In Defense of Vocational Programs for Students With Intellectual and Developmental Disabilities
Recently, The Mighty published a piece by Mandy Anderson lambasting her son’s school for tasking intellectually and developmentally disabled students with emptying recycling bins, delivering mail, washing lunch tables, taking out the trash, and other jobs. Anderson claims these activities “confer no measurable educational benefit” and “rarely do a good job of targeting actual employment skills.”
As I read the post, I thought of my 17-year-old son, Jonah, who at that very moment might have been engaged in similar work at his private school for students with autism. Jonah’s program is a community-based secondary school whose students spend part of each day at various work sites. In the past three years, Jonah has assembled pizza boxes, watered plants, rolled silverware, set tables, filled ice buckets, and stocked coolers. Each new job had to be broken down into countless steps by his teachers, the mastery of each component reflecting critical development in skills my son has struggled with all his life, including communication, auditory processing, compliance, frustration management, focus, and persistence.
But instead, Anderson thinks Jonah should be receiving “the same high-quality education as non-disabled peers” because “segregated” programs like his are “inappropriate, stigmatizing, and destructive.”
If Anderson’s son is capable of academic work, then he should of course receive whatever support is necessary for him to succeed in a mainstream class. No one supports the kind of exploitation that trapped thousands of intellectually disabled people in institutions because of the cheap labor they provided. But it saddened me to read yet another blanket assertion that everyone with I/DD can thrive in a mainstream environment. Jonah’s impairments in language and cognition are simply too significant. Instead of reading Shakespeare like his peers, who are seniors in high school, he is working to understand the plot of board books. He shows no conception of abstract subjects like government, geography, astronomy, religion, and philosophy. Dropped into a typical 12th grade class — even with an aide and simplified worksheets — he would likely bang on the desk, refuse to stay in his seat, and bounce up and down reciting lines from “Sesame Street” videos. That placement would be “inappropriate, stigmatizing, and destructive.”
Anderson worries that vocational programs like Jonah’s “promote the attitude among the non-disabled students that kids who are different are inferior—that they do not deserve the same education and can only learn menial tasks.” But significant cognitive disability can be extraordinarily limiting. And that is a reality faced by many individuals with significant intellectual and developmental disabilities that can’t be glossed over by blaming low expectations, bad parents, or lazy teachers.

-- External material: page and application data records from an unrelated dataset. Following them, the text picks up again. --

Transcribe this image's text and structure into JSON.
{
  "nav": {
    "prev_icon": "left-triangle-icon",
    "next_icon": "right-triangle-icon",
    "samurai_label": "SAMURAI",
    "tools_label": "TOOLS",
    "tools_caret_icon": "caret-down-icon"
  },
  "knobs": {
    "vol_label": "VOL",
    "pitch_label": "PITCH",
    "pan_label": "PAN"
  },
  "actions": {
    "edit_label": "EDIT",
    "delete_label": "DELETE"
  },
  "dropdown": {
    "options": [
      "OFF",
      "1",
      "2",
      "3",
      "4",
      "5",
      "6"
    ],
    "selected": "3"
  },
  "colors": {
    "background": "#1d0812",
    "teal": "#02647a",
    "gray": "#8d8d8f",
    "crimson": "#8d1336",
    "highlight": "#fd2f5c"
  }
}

Even if typical kids don’t see their peers with I/DD performing simple jobs around school, they’ll certainly see adults mopping the floor in McDonald’s, bagging groceries in the supermarket, and taking tickets in a movie theater. So perhaps instead of dismissing “menial” labor, we need to teach our children that all work is valuable and respectable, from trash collection to brain surgery. I’m proud of how much Jonah has learned, and I will never stop searching for ways he can contribute to his community—and if our choices aren’t the ones others would make, that’s fine. But we shouldn’t turn our noses up at them, either. There is no Right Answer: just Jonah’s answer and your child’s answer, and hopefully one day an answer for each of the 6.5 million individuals with intellectual and developmental disabilities in this country. This is why we must fight to expand educational, housing, and employment options instead of imposing a one-size-fits all solution on such a diverse population. More options, less judgment: isn’t that the future we want for all our children?
Image via Thinkstock.